In his first televised speech on state TV, Morsy declared he would be a leader "of all Egyptians — Muslims, Christians, the elderly, children, women, men, farmers, teachers, workers, those who work in the private and public sectors, and merchants."
"I call on you, the great people of Egypt … to strengthen our national unity," he said, adding that national unity "is the only way out of these difficult times."
Morsy vowed to honor international treaties and pledged to preserve Egypt’s international accords, a reference to the peace deal with Israel.
"We will preserve all international treaties and charters … we come in peace," he said.
Egypt was the first Arab country to sign a peace treaty with Israel.
"We'll establish balanced relations with all of the world's countries on the basis of common interests," he said, hours after he was declared president-elect following a deeply divisive race against Ahmed Shafiq, the last premier to serve ousted President Hosni Mubarak. Morsi won 51.73 percent of the vote, with 13,230,131 ballots.
The election has polarized the nation, dividing those who feared a return to the old regime under Shafiq from others who wanted to keep religion out of politics and who feared the Brotherhood would stifle personal freedoms.
He paid tribute to nearly 900 protesters killed in last year’s uprising, saying without the “blood of the martyrs,” he would not have made it to the presidency. "
“The revolution continues, until all its demands are met," he stressed.
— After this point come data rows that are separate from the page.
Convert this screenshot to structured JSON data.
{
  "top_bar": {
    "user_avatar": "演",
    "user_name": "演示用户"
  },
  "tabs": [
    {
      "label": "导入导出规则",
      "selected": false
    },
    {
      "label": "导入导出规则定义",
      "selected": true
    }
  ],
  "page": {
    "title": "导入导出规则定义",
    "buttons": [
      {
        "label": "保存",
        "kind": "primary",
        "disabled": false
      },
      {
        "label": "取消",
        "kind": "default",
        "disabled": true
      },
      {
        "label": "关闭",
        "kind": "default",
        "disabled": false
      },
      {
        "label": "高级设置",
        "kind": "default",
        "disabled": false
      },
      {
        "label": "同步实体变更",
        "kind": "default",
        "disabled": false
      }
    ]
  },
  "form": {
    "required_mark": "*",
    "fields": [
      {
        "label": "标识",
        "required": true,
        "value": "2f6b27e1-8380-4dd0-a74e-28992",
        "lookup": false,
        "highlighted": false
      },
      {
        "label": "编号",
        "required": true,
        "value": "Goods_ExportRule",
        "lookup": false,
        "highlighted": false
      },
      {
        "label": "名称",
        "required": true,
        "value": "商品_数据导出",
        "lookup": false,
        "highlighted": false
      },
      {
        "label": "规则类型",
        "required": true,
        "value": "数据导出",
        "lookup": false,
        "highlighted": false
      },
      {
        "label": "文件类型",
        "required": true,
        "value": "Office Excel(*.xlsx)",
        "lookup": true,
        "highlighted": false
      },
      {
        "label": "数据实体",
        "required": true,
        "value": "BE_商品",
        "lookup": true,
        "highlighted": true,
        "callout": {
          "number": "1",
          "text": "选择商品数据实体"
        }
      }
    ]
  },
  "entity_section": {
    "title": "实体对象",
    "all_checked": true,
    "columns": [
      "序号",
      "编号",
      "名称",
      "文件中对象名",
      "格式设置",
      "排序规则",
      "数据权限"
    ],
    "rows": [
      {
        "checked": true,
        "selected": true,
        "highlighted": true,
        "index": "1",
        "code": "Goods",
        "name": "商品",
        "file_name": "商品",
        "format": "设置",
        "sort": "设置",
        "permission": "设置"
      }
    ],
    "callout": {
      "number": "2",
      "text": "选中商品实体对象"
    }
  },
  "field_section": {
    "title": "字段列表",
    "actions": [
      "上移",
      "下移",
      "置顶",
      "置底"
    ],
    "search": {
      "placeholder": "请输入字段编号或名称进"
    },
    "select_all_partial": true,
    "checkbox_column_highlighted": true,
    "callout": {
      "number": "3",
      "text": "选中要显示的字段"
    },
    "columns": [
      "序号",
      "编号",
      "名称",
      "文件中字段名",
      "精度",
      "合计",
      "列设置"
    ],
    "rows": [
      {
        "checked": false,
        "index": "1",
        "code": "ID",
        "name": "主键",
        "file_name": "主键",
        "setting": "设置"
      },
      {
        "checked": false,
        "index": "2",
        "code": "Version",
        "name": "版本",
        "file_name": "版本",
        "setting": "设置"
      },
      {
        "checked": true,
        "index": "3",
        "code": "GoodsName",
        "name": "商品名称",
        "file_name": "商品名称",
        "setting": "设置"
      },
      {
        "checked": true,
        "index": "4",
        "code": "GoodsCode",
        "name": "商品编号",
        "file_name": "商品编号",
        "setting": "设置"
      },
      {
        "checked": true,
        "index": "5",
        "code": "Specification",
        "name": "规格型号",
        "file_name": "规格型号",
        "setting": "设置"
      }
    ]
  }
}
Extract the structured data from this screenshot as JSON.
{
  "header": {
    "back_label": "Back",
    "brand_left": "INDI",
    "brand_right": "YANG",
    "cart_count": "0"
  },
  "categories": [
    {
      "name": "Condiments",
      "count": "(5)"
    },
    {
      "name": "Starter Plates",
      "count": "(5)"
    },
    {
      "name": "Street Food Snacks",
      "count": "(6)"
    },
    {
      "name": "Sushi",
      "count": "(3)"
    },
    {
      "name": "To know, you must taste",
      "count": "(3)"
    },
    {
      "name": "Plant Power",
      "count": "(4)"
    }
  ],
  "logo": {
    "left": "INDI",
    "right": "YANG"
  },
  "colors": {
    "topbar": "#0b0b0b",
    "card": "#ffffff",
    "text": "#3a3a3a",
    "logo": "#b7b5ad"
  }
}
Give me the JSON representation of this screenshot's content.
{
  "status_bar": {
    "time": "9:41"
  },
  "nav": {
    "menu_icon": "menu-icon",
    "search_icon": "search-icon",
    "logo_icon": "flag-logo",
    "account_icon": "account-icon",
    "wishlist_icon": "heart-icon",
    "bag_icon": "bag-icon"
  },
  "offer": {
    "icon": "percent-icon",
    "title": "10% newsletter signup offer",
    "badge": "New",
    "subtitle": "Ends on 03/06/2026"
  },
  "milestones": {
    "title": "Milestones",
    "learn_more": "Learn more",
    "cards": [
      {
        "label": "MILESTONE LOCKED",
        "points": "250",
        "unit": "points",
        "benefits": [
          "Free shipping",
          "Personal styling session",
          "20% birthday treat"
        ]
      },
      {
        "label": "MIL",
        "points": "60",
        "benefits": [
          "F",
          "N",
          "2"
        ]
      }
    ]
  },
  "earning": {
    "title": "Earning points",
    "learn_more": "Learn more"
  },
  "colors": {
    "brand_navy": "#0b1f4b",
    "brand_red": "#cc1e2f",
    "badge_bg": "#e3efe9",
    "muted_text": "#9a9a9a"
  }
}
In his non-confrontational speech, he did not mention the last-minute power grab by the ruling military that stripped the president of most of his major powers.